Things change, as they always do. The shorts are packed away into the back of the cupboard, as are the t-shirts. The skirts are tight. The shirts are tight. The pants are tight. Everything is a noose on your body, sticking close to your skin. Nothing must be out of place, though we skirt as dangerously as possible to the limit. But sitting there feels so strange. I’ve never had to sit straight in my life, walk so daintily. I’m a sprawler, who slumps on the chair and hunches as she walks. My feet break out in rashes if I wear anything other than slippers; my eczema gets worse with lack of sleep, alcohol and caffeine. None of which I can give up. None of which I can change. My doctor tells me I am allergic to my job. I laughed. Helplessly.
The mornings are precious, that first light. I live behind a school, and at 7.20 the national anthem plays. It’s been my alarm clock recently, the same way I used to live my school life around these rituals. A hand to your heart, reciting the same words morning in morning out. Listening to announcements, people barking orders.
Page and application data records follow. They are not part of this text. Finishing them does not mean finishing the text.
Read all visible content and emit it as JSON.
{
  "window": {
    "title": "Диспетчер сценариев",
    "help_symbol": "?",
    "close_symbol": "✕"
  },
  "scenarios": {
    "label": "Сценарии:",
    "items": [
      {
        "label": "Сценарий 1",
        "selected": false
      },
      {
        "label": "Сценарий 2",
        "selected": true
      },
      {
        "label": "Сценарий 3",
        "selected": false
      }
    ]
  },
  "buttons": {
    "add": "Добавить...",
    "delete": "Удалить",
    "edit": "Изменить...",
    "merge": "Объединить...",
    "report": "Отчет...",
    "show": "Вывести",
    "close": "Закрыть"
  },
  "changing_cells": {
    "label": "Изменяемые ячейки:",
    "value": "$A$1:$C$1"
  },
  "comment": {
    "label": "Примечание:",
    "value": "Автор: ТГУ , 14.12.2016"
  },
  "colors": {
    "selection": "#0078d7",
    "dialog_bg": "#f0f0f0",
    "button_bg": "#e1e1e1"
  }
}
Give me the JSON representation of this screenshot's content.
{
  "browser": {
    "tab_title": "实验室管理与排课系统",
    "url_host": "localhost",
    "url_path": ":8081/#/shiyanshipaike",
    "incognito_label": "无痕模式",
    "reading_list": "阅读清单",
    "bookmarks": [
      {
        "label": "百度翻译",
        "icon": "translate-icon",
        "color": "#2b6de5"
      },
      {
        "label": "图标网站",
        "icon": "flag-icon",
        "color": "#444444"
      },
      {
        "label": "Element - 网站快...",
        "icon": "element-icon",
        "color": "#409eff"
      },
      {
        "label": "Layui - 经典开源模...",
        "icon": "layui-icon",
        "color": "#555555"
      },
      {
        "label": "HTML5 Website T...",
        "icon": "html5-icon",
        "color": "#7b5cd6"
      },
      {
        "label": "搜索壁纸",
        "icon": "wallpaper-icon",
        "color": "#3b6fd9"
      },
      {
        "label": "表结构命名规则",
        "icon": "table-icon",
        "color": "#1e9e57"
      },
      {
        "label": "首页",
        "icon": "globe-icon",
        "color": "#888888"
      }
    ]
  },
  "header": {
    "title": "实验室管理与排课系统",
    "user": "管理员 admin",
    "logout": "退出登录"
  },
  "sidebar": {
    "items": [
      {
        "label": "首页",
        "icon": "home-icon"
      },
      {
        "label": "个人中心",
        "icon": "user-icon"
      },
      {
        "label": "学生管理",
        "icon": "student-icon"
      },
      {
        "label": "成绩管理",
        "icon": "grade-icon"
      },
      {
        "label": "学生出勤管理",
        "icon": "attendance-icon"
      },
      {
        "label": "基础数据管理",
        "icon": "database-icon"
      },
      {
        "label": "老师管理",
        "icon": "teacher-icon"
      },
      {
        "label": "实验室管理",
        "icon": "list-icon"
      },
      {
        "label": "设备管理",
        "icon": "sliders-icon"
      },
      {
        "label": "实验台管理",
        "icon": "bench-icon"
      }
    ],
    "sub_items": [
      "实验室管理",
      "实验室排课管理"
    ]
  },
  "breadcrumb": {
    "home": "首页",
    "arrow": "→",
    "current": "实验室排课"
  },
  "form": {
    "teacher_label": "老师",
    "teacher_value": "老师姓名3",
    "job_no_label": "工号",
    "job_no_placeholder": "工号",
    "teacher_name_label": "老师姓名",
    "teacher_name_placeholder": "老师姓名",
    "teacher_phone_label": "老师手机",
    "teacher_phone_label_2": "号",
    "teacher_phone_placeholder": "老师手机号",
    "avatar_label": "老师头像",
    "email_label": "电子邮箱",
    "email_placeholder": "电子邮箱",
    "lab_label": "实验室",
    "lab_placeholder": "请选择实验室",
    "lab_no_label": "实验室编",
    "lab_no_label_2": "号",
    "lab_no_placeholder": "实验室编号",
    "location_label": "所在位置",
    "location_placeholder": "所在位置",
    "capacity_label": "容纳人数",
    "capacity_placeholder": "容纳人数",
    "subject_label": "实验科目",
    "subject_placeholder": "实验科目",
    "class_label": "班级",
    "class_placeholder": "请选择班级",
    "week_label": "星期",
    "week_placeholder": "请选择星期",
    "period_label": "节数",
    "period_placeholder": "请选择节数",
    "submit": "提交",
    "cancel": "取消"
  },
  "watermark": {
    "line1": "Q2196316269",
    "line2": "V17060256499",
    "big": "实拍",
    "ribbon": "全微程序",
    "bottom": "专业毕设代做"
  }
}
An auspicious start to the day, and a characteristic one. The trains are surprisingly bearable, though there are days when inconsiderate people are also noisy and sweaty, and everybody gets pissed off. There are days when there are no hand-holds, and every second is a balancing exercise amongst other people. To see who can touch the other less. We are lucky that, in this country, nobody really thinks about taking advantage of anybody. Or it could be that everyone attractive also drives. Which is also usually the case in the business district.
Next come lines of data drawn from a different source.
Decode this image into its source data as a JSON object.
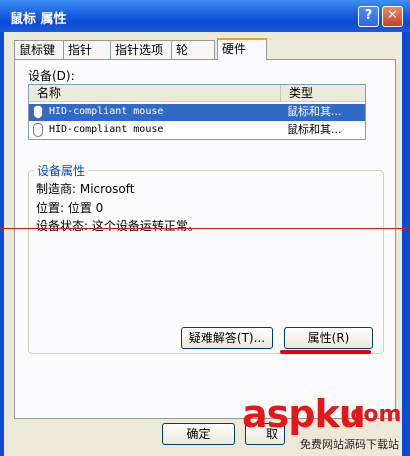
{
  "window": {
    "title": "鼠标 属性",
    "help": "?",
    "close": "✕"
  },
  "tabs": [
    "鼠标键",
    "指针",
    "指针选项",
    "轮",
    "硬件"
  ],
  "devices": {
    "label": "设备(D):",
    "columns": [
      "名称",
      "类型"
    ],
    "rows": [
      {
        "name": "HID-compliant mouse",
        "type": "鼠标和其...",
        "selected": true
      },
      {
        "name": "HID-compliant mouse",
        "type": "鼠标和其...",
        "selected": false
      }
    ]
  },
  "properties": {
    "group_title": "设备属性",
    "manufacturer": "制造商: Microsoft",
    "location": "位置: 位置 0",
    "status": "设备状态: 这个设备运转正常。"
  },
  "buttons": {
    "troubleshoot": "疑难解答(T)...",
    "properties": "属性(R)",
    "ok": "确定",
    "cancel": "取"
  },
  "watermark": {
    "brand": "aspku",
    "suffix": ".com",
    "tagline": "免费网站源码下载站"
  },
  "colors": {
    "accent": "#316ac5",
    "tab_highlight": "#f5a30f",
    "annotation": "#e00010"
  }
}
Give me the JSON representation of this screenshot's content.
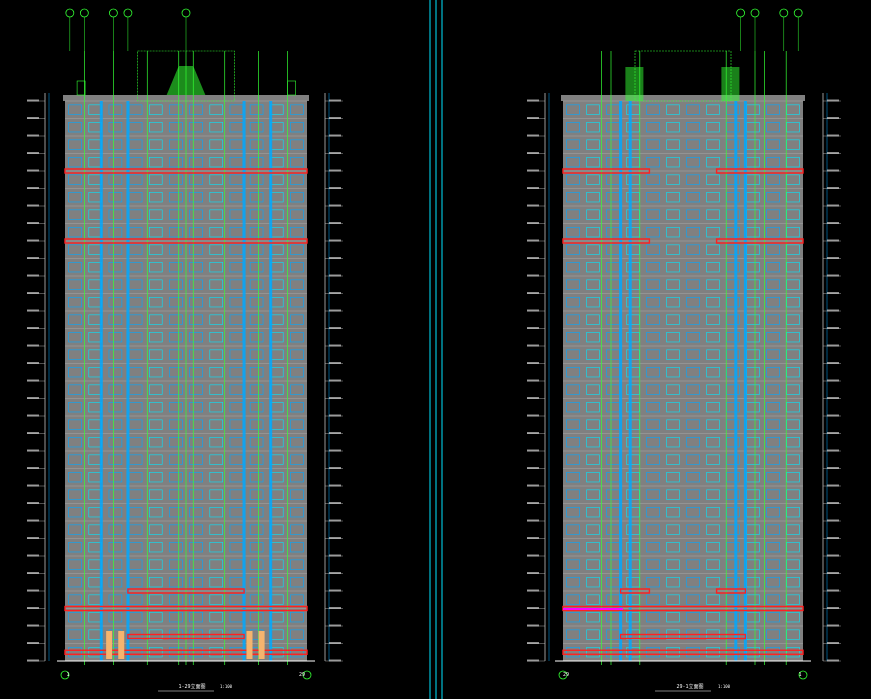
{
  "drawing": {
    "palette": {
      "background": "#000000",
      "facade": "#808080",
      "window_blue": "#00a8ff",
      "window_cyan": "#00e5ff",
      "green_line": "#33ff33",
      "red_band": "#ff2020",
      "white_line": "#ffffff",
      "magenta_accent": "#ff00ff",
      "orange_door": "#f5b46e"
    },
    "divider": {
      "color": "#00e5ff"
    },
    "elevations": [
      {
        "id": "left",
        "caption": "1-29立面图",
        "scale": "1:100",
        "axis_start": "1",
        "axis_end": "29",
        "floors": 32
      },
      {
        "id": "right",
        "caption": "29-1立面图",
        "scale": "1:100",
        "axis_start": "29",
        "axis_end": "1",
        "floors": 32
      }
    ]
  }
}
I walk the same route everyday, just as everyone else does. I walk it on Mondays and Tuesdays and Wednesdays, Thursdays and Fridays. Not on Saturdays and Sundays because I drive, or I don’t appear at all. I walk past a green field with a stage at the far end, and benches lining the grass. In Singapore this qualifies as a park. There is also a little grass-covered mound where a cat naps every morning. In nursery rhymes it’s where Miss Muffet sits, eating her curds and whey. In other countries there are other mounds, dotting the landscape as the heather blows in the wind. In Singapore this qualifies as a political microphone. A citizen’s microphone. Every morning I imagine someone standing on it, his back to the board where there is a list of regulations spelt out. Every morning I imagine him talking to nobody, his speech drifting up to the people on the tallest floors. I imagine his words bouncing off the glass windows, tumbling down to the ground, where they roll forlornly at his feet. There are only buildings. The cat continues napping.
Things change, as they always do. As they always have. I begin to understand the ramifications of changing just one word in an entire sentence, though it was something I always knew. Nothing you really know prepares you for what you don’t understand, and there is so much. Every day you make mistakes. Every day you are allowed to make less mistakes. Every day the files pile up.
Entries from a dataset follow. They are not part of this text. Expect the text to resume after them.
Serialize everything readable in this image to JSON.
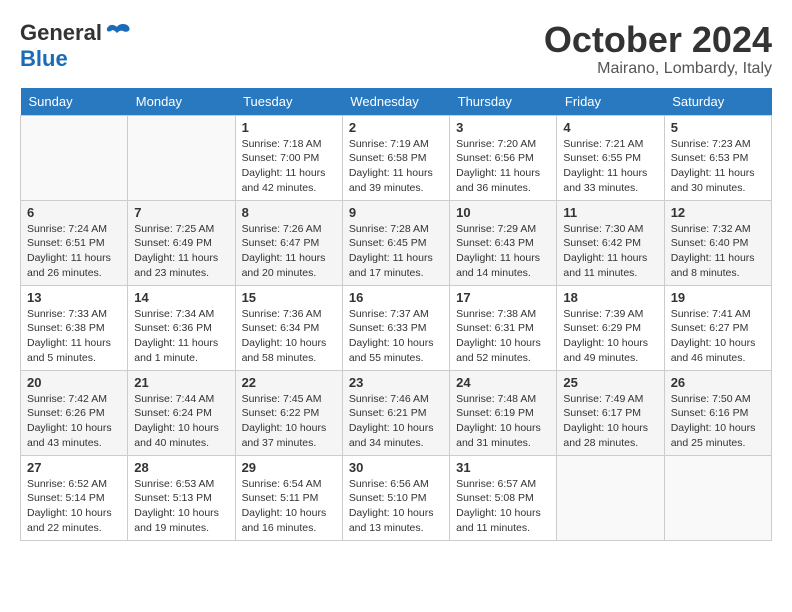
{
  "header": {
    "logo_general": "General",
    "logo_blue": "Blue",
    "month_title": "October 2024",
    "location": "Mairano, Lombardy, Italy"
  },
  "calendar": {
    "days_of_week": [
      "Sunday",
      "Monday",
      "Tuesday",
      "Wednesday",
      "Thursday",
      "Friday",
      "Saturday"
    ],
    "weeks": [
      [
        {
          "day": "",
          "sunrise": "",
          "sunset": "",
          "daylight": ""
        },
        {
          "day": "",
          "sunrise": "",
          "sunset": "",
          "daylight": ""
        },
        {
          "day": "1",
          "sunrise": "Sunrise: 7:18 AM",
          "sunset": "Sunset: 7:00 PM",
          "daylight": "Daylight: 11 hours and 42 minutes."
        },
        {
          "day": "2",
          "sunrise": "Sunrise: 7:19 AM",
          "sunset": "Sunset: 6:58 PM",
          "daylight": "Daylight: 11 hours and 39 minutes."
        },
        {
          "day": "3",
          "sunrise": "Sunrise: 7:20 AM",
          "sunset": "Sunset: 6:56 PM",
          "daylight": "Daylight: 11 hours and 36 minutes."
        },
        {
          "day": "4",
          "sunrise": "Sunrise: 7:21 AM",
          "sunset": "Sunset: 6:55 PM",
          "daylight": "Daylight: 11 hours and 33 minutes."
        },
        {
          "day": "5",
          "sunrise": "Sunrise: 7:23 AM",
          "sunset": "Sunset: 6:53 PM",
          "daylight": "Daylight: 11 hours and 30 minutes."
        }
      ],
      [
        {
          "day": "6",
          "sunrise": "Sunrise: 7:24 AM",
          "sunset": "Sunset: 6:51 PM",
          "daylight": "Daylight: 11 hours and 26 minutes."
        },
        {
          "day": "7",
          "sunrise": "Sunrise: 7:25 AM",
          "sunset": "Sunset: 6:49 PM",
          "daylight": "Daylight: 11 hours and 23 minutes."
        },
        {
          "day": "8",
          "sunrise": "Sunrise: 7:26 AM",
          "sunset": "Sunset: 6:47 PM",
          "daylight": "Daylight: 11 hours and 20 minutes."
        },
        {
          "day": "9",
          "sunrise": "Sunrise: 7:28 AM",
          "sunset": "Sunset: 6:45 PM",
          "daylight": "Daylight: 11 hours and 17 minutes."
        },
        {
          "day": "10",
          "sunrise": "Sunrise: 7:29 AM",
          "sunset": "Sunset: 6:43 PM",
          "daylight": "Daylight: 11 hours and 14 minutes."
        },
        {
          "day": "11",
          "sunrise": "Sunrise: 7:30 AM",
          "sunset": "Sunset: 6:42 PM",
          "daylight": "Daylight: 11 hours and 11 minutes."
        },
        {
          "day": "12",
          "sunrise": "Sunrise: 7:32 AM",
          "sunset": "Sunset: 6:40 PM",
          "daylight": "Daylight: 11 hours and 8 minutes."
        }
      ],
      [
        {
          "day": "13",
          "sunrise": "Sunrise: 7:33 AM",
          "sunset": "Sunset: 6:38 PM",
          "daylight": "Daylight: 11 hours and 5 minutes."
        },
        {
          "day": "14",
          "sunrise": "Sunrise: 7:34 AM",
          "sunset": "Sunset: 6:36 PM",
          "daylight": "Daylight: 11 hours and 1 minute."
        },
        {
          "day": "15",
          "sunrise": "Sunrise: 7:36 AM",
          "sunset": "Sunset: 6:34 PM",
          "daylight": "Daylight: 10 hours and 58 minutes."
        },
        {
          "day": "16",
          "sunrise": "Sunrise: 7:37 AM",
          "sunset": "Sunset: 6:33 PM",
          "daylight": "Daylight: 10 hours and 55 minutes."
        },
        {
          "day": "17",
          "sunrise": "Sunrise: 7:38 AM",
          "sunset": "Sunset: 6:31 PM",
          "daylight": "Daylight: 10 hours and 52 minutes."
        },
        {
          "day": "18",
          "sunrise": "Sunrise: 7:39 AM",
          "sunset": "Sunset: 6:29 PM",
          "daylight": "Daylight: 10 hours and 49 minutes."
        },
        {
          "day": "19",
          "sunrise": "Sunrise: 7:41 AM",
          "sunset": "Sunset: 6:27 PM",
          "daylight": "Daylight: 10 hours and 46 minutes."
        }
      ],
      [
        {
          "day": "20",
          "sunrise": "Sunrise: 7:42 AM",
          "sunset": "Sunset: 6:26 PM",
          "daylight": "Daylight: 10 hours and 43 minutes."
        },
        {
          "day": "21",
          "sunrise": "Sunrise: 7:44 AM",
          "sunset": "Sunset: 6:24 PM",
          "daylight": "Daylight: 10 hours and 40 minutes."
        },
        {
          "day": "22",
          "sunrise": "Sunrise: 7:45 AM",
          "sunset": "Sunset: 6:22 PM",
          "daylight": "Daylight: 10 hours and 37 minutes."
        },
        {
          "day": "23",
          "sunrise": "Sunrise: 7:46 AM",
          "sunset": "Sunset: 6:21 PM",
          "daylight": "Daylight: 10 hours and 34 minutes."
        },
        {
          "day": "24",
          "sunrise": "Sunrise: 7:48 AM",
          "sunset": "Sunset: 6:19 PM",
          "daylight": "Daylight: 10 hours and 31 minutes."
        },
        {
          "day": "25",
          "sunrise": "Sunrise: 7:49 AM",
          "sunset": "Sunset: 6:17 PM",
          "daylight": "Daylight: 10 hours and 28 minutes."
        },
        {
          "day": "26",
          "sunrise": "Sunrise: 7:50 AM",
          "sunset": "Sunset: 6:16 PM",
          "daylight": "Daylight: 10 hours and 25 minutes."
        }
      ],
      [
        {
          "day": "27",
          "sunrise": "Sunrise: 6:52 AM",
          "sunset": "Sunset: 5:14 PM",
          "daylight": "Daylight: 10 hours and 22 minutes."
        },
        {
          "day": "28",
          "sunrise": "Sunrise: 6:53 AM",
          "sunset": "Sunset: 5:13 PM",
          "daylight": "Daylight: 10 hours and 19 minutes."
        },
        {
          "day": "29",
          "sunrise": "Sunrise: 6:54 AM",
          "sunset": "Sunset: 5:11 PM",
          "daylight": "Daylight: 10 hours and 16 minutes."
        },
        {
          "day": "30",
          "sunrise": "Sunrise: 6:56 AM",
          "sunset": "Sunset: 5:10 PM",
          "daylight": "Daylight: 10 hours and 13 minutes."
        },
        {
          "day": "31",
          "sunrise": "Sunrise: 6:57 AM",
          "sunset": "Sunset: 5:08 PM",
          "daylight": "Daylight: 10 hours and 11 minutes."
        },
        {
          "day": "",
          "sunrise": "",
          "sunset": "",
          "daylight": ""
        },
        {
          "day": "",
          "sunrise": "",
          "sunset": "",
          "daylight": ""
        }
      ]
    ]
  }
}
Now I understand, though I always knew. I talked about it a lot in the days when I stayed up at 3am to study and went back to school on Sundays. Nothing changes, like it should. Nothing has changed, as it should have. To be honest, I was prepared for a lot worse. I’ve prepared myself beyond belief. That the days will be long, the hours longer. The nights will always be dark and then light, as the morning comes. That I will not see anybody anytime anywhere. That there will be packed lunches, cold dinners, empty beds. Deadlines. Dead lines. That shitty words get thrown around like toys, so easily and childishly. That life will be as bad as I can make it out to be, and everything that can wrong will go wrong. But I have a habit of depressing expectations; anything good becomes better because of it. I also have a habit of disappointing expectations. Everything that could go wrong has already gone wrong. (The worst words are “has the potential to do better”. “You’re good, but…”. “More”. “If only you…”. “If you tried”. “If you bothered”. The worst: “if you cared”.)
Nothing’s too bad now, but I made it that way. I could be unhappier. I could have been more bitter, more upset. But the hours are manageable, and the work, though difficult, is at least not boring. The people could be less nice. We are still friends. I get to wear tank tops to work. There is $4 pasta at the hawker centre nearby. People still call me out for lunch. And dinner, and beer. I’m the lowest life form, but I won’t always be. I’m stupid, but I won’t always be. I’m not the happiest, but I won’t always be. We’re young and we won’t always be. I’m a sailer. (This is deliberately misspelt, and I felt the need to point that out.) I’m a sailer. I will take anything you throw at me, and I will sail through it. My life is going to be built on fucking fortitude. WHEE.